Click to enlarge - The roomy interior has a redesigned layout
While the case's exterior is near identical to its predecessor's, the roomy interior has undergone a major redesign, with the biggest change being that it's no longer split into segments. This has apparently been done so as to make water-cooling a more viable option than it previously was: a sensible decision for a large chassis. It leaves the XL R2 with a more traditional layout (no bad thing) and once again there's a huge cutout for CPU cooler backplates.
The PSU area has large anti-vibration rubber spikes and foam padding emphasising Fractal's dedication to quiet computing. Fractal (naturally) recommends its own Newton R3 series of PSUs to complement the Define XL R2, as they are cooled semi-passively and designed to operate with low noise levels, although in our experience the majority of PSUs these days are pretty quiet anyway.
Click to enlarge - The top drive cage can be rotated and the PSU area is designed to soften vibrations
Optical drives slide in from the front and screw into place, an installation procedure we've never really had an issue with. The internal drive bay count has been reduced from ten to eight and divided into two cages of four, the top one of which can be removed entirely or rotated so that it better lines up with airflow from the front fan. Each bay uses a white slide out tray (complete with rubber anti-vibration pads for HDDs), which lock into place securely and can be screwed in too if desired.
The roof can hold both 240mm and 280mm radiators, but there's only 68mm of height to play with. This limits you to slim radiators with fans on just one side, which is pretty disappointing for a case this size. 240mm set-ups might have a little more room beneath them as they rest slightly further to the side of the motherboard area, but this will depend heavily on the motherboard you're using, and even low profile RAM is likely to interfere. This issue could easily have been avoided with offset mounting holes, so it's hard to overlook; even the stubbier Nanoxia Deep Silence 1 can house a full thickness double radiator with fans in its roof area.
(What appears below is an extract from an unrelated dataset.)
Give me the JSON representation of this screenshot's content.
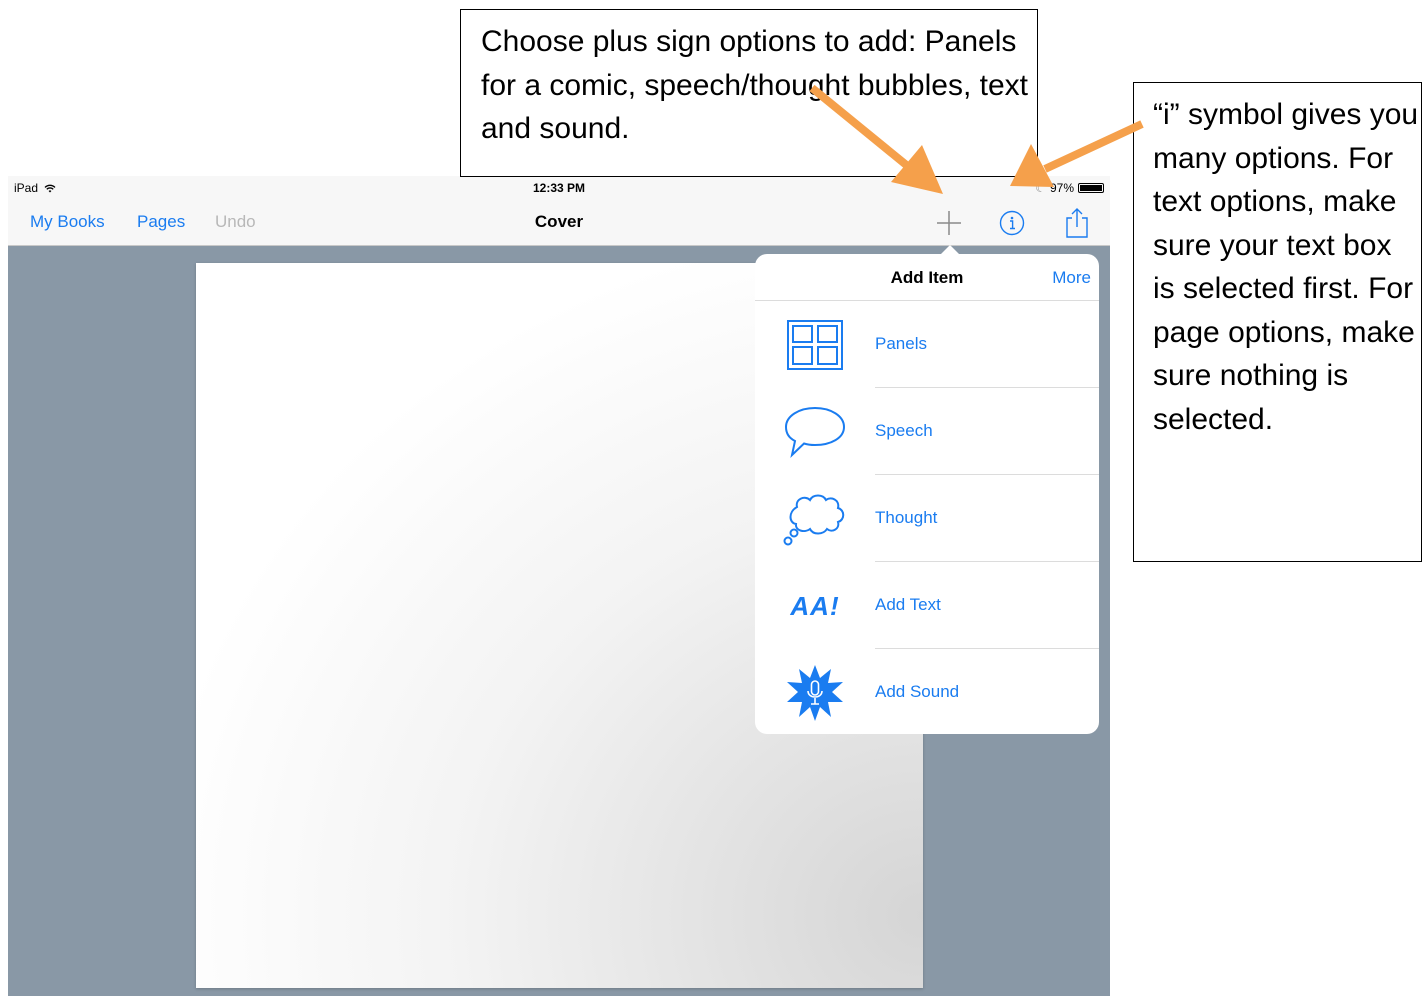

Click to enlarge - Slimline 240mm and 280mm radiators with fans can be fitted in the roof
As well as 120mm radiator support in the lower fan mount and 140mm support in the rear, you can also mount a water-cooling set-up in the front. The lower drive cage can be unscrewed from the chassis and moved closer to the PSU (as pictured below), thus blocking the bottom fan mount but freeing up the front area. Though 280mm radiators are too tall for the front mounts, the 140mm of depth afforded by moving the drive cage as stated means there's easily enough room for a full thickness 240mm radiator with fans on either side.
Click to enlarge - The Define XL R2 supports various hard drive cage arrangements
As for cable management, there are four main routing holes and three smaller ones (one below the motherboard and two above it), and all are covered by firmly attached yet flexible rubber grommets. Wider form factor motherboards will block a lot of these out, however, which would make the task trickier. Extras that are seen in more premium cases like a pre-attached fan controller and an 8-pin EPS extender aren't to be found, but Fractal does do some routing for you. Several zip ties and hooks as well as lots of space behind the motherboard tray mean that tidying cables away is a trouble free task, and we had no issue closing the side panel either.